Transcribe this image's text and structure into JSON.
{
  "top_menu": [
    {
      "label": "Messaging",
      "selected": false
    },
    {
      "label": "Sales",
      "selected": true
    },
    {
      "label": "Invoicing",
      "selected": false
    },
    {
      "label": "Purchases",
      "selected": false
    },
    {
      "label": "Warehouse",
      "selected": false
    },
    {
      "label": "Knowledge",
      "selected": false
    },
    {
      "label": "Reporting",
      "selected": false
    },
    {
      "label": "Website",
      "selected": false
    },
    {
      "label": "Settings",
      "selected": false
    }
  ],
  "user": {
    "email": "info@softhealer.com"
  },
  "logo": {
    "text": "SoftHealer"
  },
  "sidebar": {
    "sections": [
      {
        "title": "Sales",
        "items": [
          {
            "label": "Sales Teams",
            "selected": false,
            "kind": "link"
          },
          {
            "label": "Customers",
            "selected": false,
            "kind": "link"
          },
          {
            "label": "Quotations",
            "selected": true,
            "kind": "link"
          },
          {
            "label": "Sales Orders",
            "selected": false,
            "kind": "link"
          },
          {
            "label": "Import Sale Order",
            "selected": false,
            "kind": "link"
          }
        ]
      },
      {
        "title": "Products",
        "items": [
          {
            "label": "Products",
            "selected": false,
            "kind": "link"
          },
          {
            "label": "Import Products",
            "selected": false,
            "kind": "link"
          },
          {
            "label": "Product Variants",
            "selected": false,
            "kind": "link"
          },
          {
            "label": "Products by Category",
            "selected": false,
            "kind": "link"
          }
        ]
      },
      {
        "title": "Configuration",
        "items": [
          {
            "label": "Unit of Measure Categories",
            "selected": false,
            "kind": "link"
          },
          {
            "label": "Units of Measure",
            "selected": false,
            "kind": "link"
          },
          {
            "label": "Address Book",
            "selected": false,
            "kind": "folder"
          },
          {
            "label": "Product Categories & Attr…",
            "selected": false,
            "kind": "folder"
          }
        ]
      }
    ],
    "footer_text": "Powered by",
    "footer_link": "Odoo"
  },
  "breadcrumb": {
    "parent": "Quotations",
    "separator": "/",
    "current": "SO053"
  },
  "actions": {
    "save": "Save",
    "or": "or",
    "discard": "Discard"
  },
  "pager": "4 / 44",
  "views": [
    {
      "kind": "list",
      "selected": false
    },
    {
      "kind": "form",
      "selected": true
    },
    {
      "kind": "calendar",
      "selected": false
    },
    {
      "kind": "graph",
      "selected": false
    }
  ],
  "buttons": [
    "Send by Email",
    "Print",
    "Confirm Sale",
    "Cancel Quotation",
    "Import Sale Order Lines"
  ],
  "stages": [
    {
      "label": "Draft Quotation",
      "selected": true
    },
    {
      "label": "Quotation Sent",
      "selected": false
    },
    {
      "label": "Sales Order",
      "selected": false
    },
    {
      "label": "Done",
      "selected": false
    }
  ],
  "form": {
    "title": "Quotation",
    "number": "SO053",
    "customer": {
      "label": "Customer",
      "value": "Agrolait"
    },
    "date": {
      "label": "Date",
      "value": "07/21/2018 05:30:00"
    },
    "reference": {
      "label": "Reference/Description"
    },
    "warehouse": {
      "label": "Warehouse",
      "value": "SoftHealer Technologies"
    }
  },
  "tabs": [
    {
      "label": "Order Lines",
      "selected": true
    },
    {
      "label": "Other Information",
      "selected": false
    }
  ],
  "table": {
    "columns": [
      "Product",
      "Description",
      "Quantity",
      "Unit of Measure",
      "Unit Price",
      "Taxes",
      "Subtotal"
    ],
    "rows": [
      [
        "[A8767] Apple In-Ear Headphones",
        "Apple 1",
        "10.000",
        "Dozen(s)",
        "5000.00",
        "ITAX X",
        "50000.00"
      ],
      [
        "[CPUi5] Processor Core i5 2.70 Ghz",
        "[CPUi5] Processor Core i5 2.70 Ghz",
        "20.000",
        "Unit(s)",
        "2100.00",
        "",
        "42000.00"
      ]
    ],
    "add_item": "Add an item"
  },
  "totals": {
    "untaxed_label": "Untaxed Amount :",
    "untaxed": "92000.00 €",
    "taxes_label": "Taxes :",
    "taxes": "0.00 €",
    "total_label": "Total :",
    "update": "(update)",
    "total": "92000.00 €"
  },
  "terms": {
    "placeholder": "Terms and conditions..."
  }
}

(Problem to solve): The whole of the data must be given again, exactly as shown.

(Output for this exercise):
Transcribe this image's text and structure into JSON.
{
  "top_menu": [
    {
      "label": "Messaging",
      "selected": false
    },
    {
      "label": "Sales",
      "selected": true
    },
    {
      "label": "Invoicing",
      "selected": false
    },
    {
      "label": "Purchases",
      "selected": false
    },
    {
      "label": "Warehouse",
      "selected": false
    },
    {
      "label": "Knowledge",
      "selected": false
    },
    {
      "label": "Reporting",
      "selected": false
    },
    {
      "label": "Website",
      "selected": false
    },
    {
      "label": "Settings",
      "selected": false
    }
  ],
  "user": {
    "email": "info@softhealer.com"
  },
  "logo": {
    "text": "SoftHealer"
  },
  "sidebar": {
    "sections": [
      {
        "title": "Sales",
        "items": [
          {
            "label": "Sales Teams",
            "selected": false,
            "kind": "link"
          },
          {
            "label": "Customers",
            "selected": false,
            "kind": "link"
          },
          {
            "label": "Quotations",
            "selected": true,
            "kind": "link"
          },
          {
            "label": "Sales Orders",
            "selected": false,
            "kind": "link"
          },
          {
            "label": "Import Sale Order",
            "selected": false,
            "kind": "link"
          }
        ]
      },
      {
        "title": "Products",
        "items": [
          {
            "label": "Products",
            "selected": false,
            "kind": "link"
          },
          {
            "label": "Import Products",
            "selected": false,
            "kind": "link"
          },
          {
            "label": "Product Variants",
            "selected": false,
            "kind": "link"
          },
          {
            "label": "Products by Category",
            "selected": false,
            "kind": "link"
          }
        ]
      },
      {
        "title": "Configuration",
        "items": [
          {
            "label": "Unit of Measure Categories",
            "selected": false,
            "kind": "link"
          },
          {
            "label": "Units of Measure",
            "selected": false,
            "kind": "link"
          },
          {
            "label": "Address Book",
            "selected": false,
            "kind": "folder"
          },
          {
            "label": "Product Categories & Attr…",
            "selected": false,
            "kind": "folder"
          }
        ]
      }
    ],
    "footer_text": "Powered by",
    "footer_link": "Odoo"
  },
  "breadcrumb": {
    "parent": "Quotations",
    "separator": "/",
    "current": "SO053"
  },
  "actions": {
    "save": "Save",
    "or": "or",
    "discard": "Discard"
  },
  "pager": "4 / 44",
  "views": [
    {
      "kind": "list",
      "selected": false
    },
    {
      "kind": "form",
      "selected": true
    },
    {
      "kind": "calendar",
      "selected": false
    },
    {
      "kind": "graph",
      "selected": false
    }
  ],
  "buttons": [
    "Send by Email",
    "Print",
    "Confirm Sale",
    "Cancel Quotation",
    "Import Sale Order Lines"
  ],
  "stages": [
    {
      "label": "Draft Quotation",
      "selected": true
    },
    {
      "label": "Quotation Sent",
      "selected": false
    },
    {
      "label": "Sales Order",
      "selected": false
    },
    {
      "label": "Done",
      "selected": false
    }
  ],
  "form": {
    "title": "Quotation",
    "number": "SO053",
    "customer": {
      "label": "Customer",
      "value": "Agrolait"
    },
    "date": {
      "label": "Date",
      "value": "07/21/2018 05:30:00"
    },
    "reference": {
      "label": "Reference/Description"
    },
    "warehouse": {
      "label": "Warehouse",
      "value": "SoftHealer Technologies"
    }
  },
  "tabs": [
    {
      "label": "Order Lines",
      "selected": true
    },
    {
      "label": "Other Information",
      "selected": false
    }
  ],
  "table": {
    "columns": [
      "Product",
      "Description",
      "Quantity",
      "Unit of Measure",
      "Unit Price",
      "Taxes",
      "Subtotal"
    ],
    "rows": [
      [
        "[A8767] Apple In-Ear Headphones",
        "Apple 1",
        "10.000",
        "Dozen(s)",
        "5000.00",
        "ITAX X",
        "50000.00"
      ],
      [
        "[CPUi5] Processor Core i5 2.70 Ghz",
        "[CPUi5] Processor Core i5 2.70 Ghz",
        "20.000",
        "Unit(s)",
        "2100.00",
        "",
        "42000.00"
      ]
    ],
    "add_item": "Add an item"
  },
  "totals": {
    "untaxed_label": "Untaxed Amount :",
    "untaxed": "92000.00 €",
    "taxes_label": "Taxes :",
    "taxes": "0.00 €",
    "total_label": "Total :",
    "update": "(update)",
    "total": "92000.00 €"
  },
  "terms": {
    "placeholder": "Terms and conditions..."
  }
}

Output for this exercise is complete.